Now, let’s further equip you for making some great choices when it comes to breakfast!


Here’s some more of Coach Sarah’s favorites:


  • 2 eggs 
  • 3-6 Tbs egg whites 
  • 2 slices bacon (or turkey bacon or sausage)
  • 1 cup sautéed spinach/kale 
  • Left over roasted veggies


Egg Muffins

  • 12 eggs + ground turkey sausage/ham/bacon  (optional) 
  • Any chopped veggies you want! Cherry tomatoes, broccoli, asparagus, sweet potatoes (diced and cooked beforehand) 
    • Brown any additional meat that needs to be cooked beforehand. 
    • Mix all ingredients into a mixing bowl
    • Spray muffin tin, fill, cook at 350 degrees for 30 min or until edges are crisp
    • Serving size = 3


Pumpkin Banana Smoothie

  • ½ banana 
  • 2 Tbs pure pumpkin 
  • 1 scoop chocolate protein powder (refer to protein into in book to figure out what kind works best for your body)
  • 1 cup spinach
  • 1 cup unsweetened vanilla/original almond milk
  • 1 Tbs cocoa powder 
  • Ice, water to taste 
    • Combine all ingredients in a blender



  • ⅔ cup full fat plain Greek yogurt
  • ½ scoop vanilla protein powder (optional)
  • ½ cup berries
  • Stevia or raw honey


Banana Pancakes 

  • 1 banana
  • 2 eggs
  • 1 heaping Tbs coconut flour 
  • 1 tsp vanilla
  • Cinnamon to taste
    • Mash the bananas, then add remaining ingredients. Add more flour if too runny, water if too thick 
    • Makes 5-6 2.5in pancakes 


***Be sure to review the recipes in the E-CookBook.
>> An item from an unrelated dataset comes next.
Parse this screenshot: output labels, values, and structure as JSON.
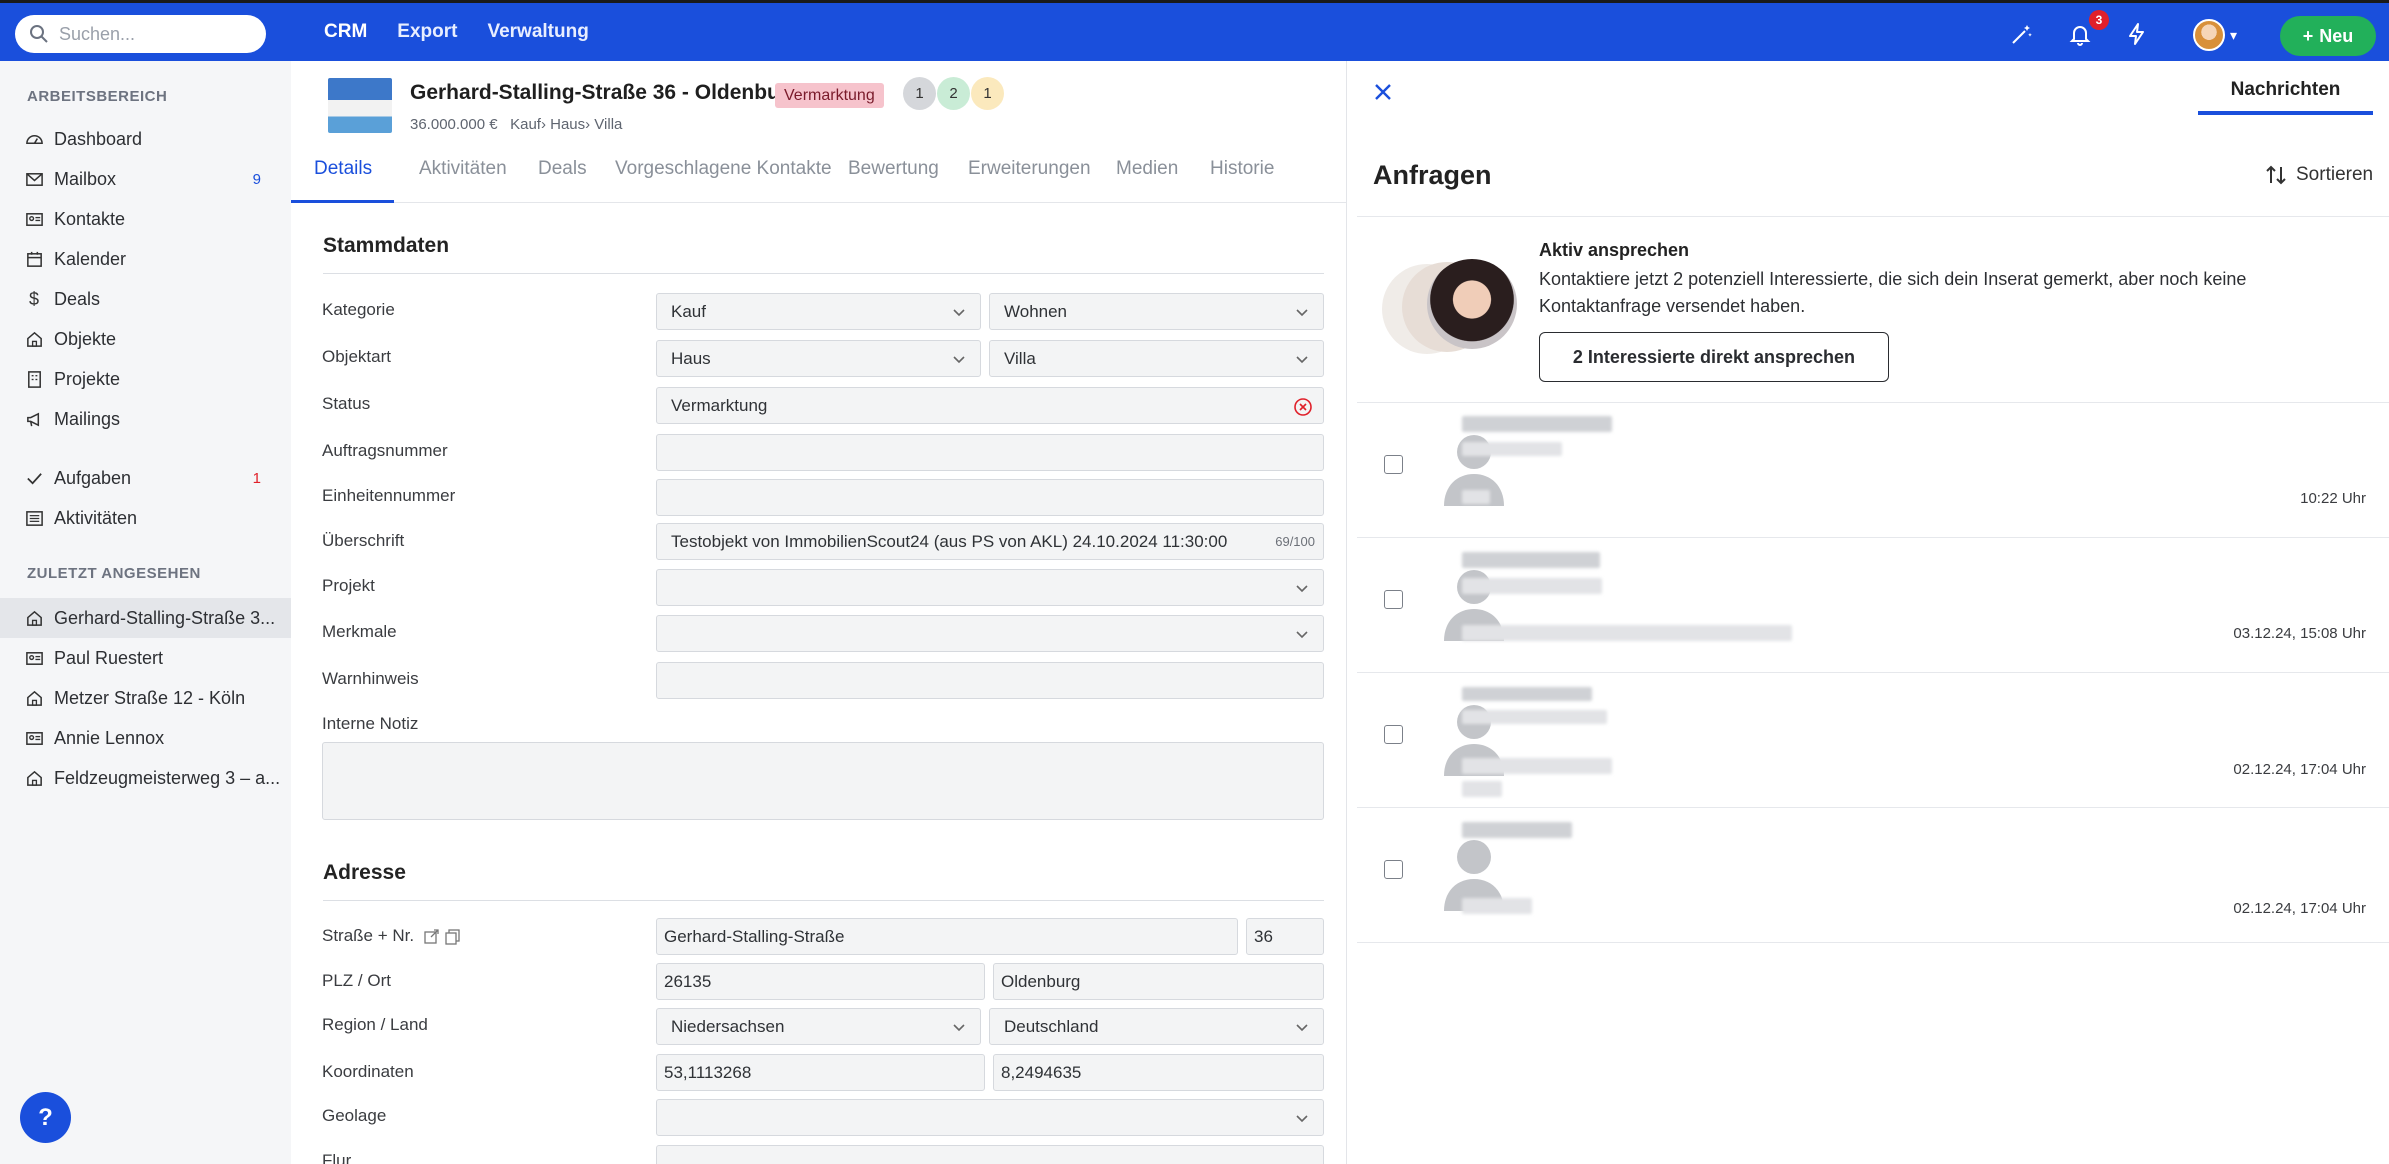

LOTS of great recipes.

*Add some protein powder in the mix.

Eggs in Hashbrown Nests

Pumpkin Pancakes

Coffee Coconut Frappe 

*Add some protein powder in there

Berry Egg Muffins